Materials provided:
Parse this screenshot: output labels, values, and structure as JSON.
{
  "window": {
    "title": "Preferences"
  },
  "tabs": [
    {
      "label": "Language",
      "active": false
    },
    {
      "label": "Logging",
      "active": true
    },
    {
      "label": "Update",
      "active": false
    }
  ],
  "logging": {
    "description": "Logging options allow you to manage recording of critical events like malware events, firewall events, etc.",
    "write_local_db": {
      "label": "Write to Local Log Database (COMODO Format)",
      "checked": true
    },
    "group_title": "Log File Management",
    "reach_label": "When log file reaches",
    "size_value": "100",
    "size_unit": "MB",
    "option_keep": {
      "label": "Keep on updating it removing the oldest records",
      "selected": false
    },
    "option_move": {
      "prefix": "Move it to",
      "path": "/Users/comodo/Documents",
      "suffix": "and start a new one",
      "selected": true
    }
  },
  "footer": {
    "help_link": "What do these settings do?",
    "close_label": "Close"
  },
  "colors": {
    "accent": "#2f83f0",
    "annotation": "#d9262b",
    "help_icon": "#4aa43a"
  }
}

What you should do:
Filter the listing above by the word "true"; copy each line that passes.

Result of the exercise:
      "active": true
      "checked": true
      "selected": true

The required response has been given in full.